and take care that the expiring lamp of life

doese not receive one rude blast to hasten its extinction

 

 

Forget me not

 

Forget me not as a wither flower

Apon the waters Cast

thy Memory in My heart shall dwell

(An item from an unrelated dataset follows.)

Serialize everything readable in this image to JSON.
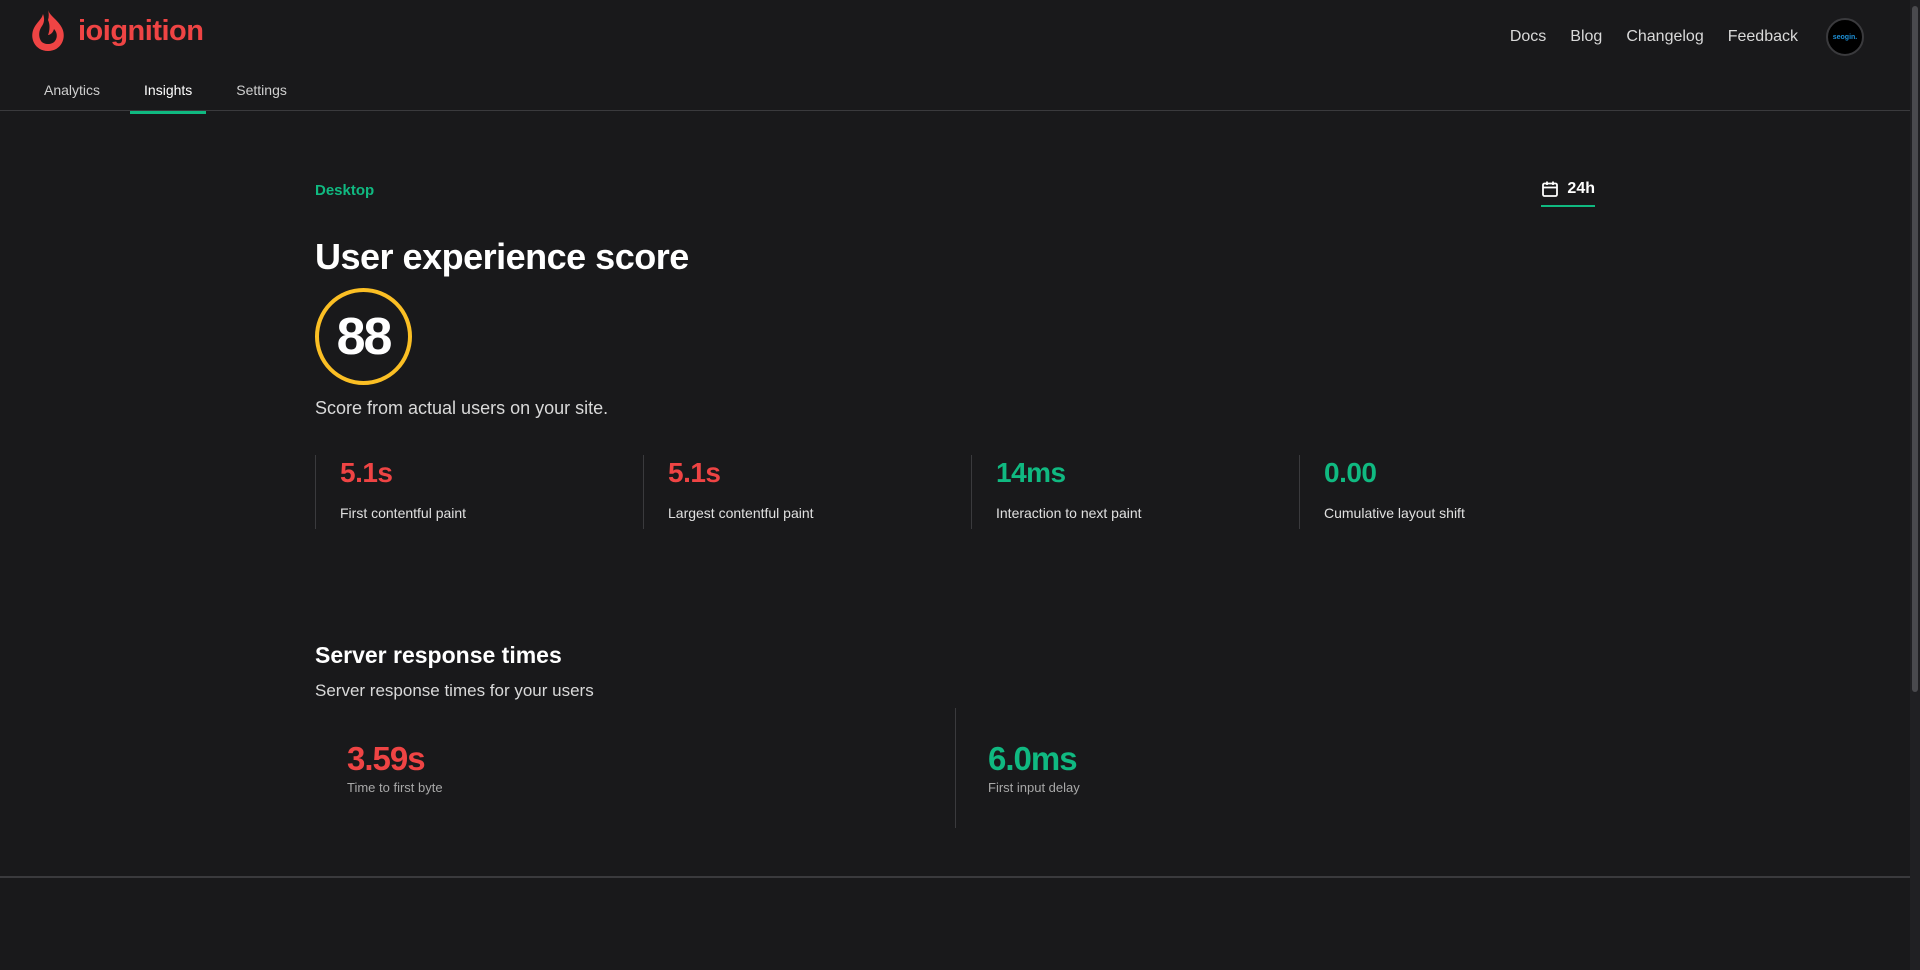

Like tones of Music soft

 

Mary Rackham

 

 

Note.  The Likeness referred to is the one we now possess. Mary sent one copy to her Sister-in-law Jemima and one to her brother-in-law Edward Rackham at Kessingland. The photograph shows the young mother with her two darlings - Charles Wilby, a bright eyed babe on her knee and Mary Jordan (little Polly to her Father) clinging shyly to her side.

 

In 1929 when the same little Polly was an elderly lady of 67 she and her husband James Caine called at Kessingland Post Office and made the acquaintance of Edward Rackham's daughters Kate and Ada.

 

Their letter to their newly-discovered cousin, will form a sort of epilogue to those from Wilby to Mary.

 

Note 2. I do not know whether "Forget me not" was Mary's own composition, I fancy it was, as Wilby and she liked sentimental poetry (so called) and certainly he indulged in writing it.

 

I never remember her alluding to any of her own, and although I was familar with some extracts from the letters, through having them read to me and later, when Grandma's eyes were failing, reading them to her, I was unaware of the existence of "A Blessing”. Perhaps it was too poignant for any eyes but her own. Now it will always be poignant for me because of the circumstances in which I came across it.

 

It had been understood that some day I would copy out the letters. The leisure time afforded by my long convalescence seemed opportune but Mother's ill-health warned me not to undertake a task which might revive old memories.

 

Immediately after her sudden death I felt constrained to do so. It was then that I discovered "A Blessing". Truly the benediction denied Wilby and Mary was given to their daughter on May 21st 1939.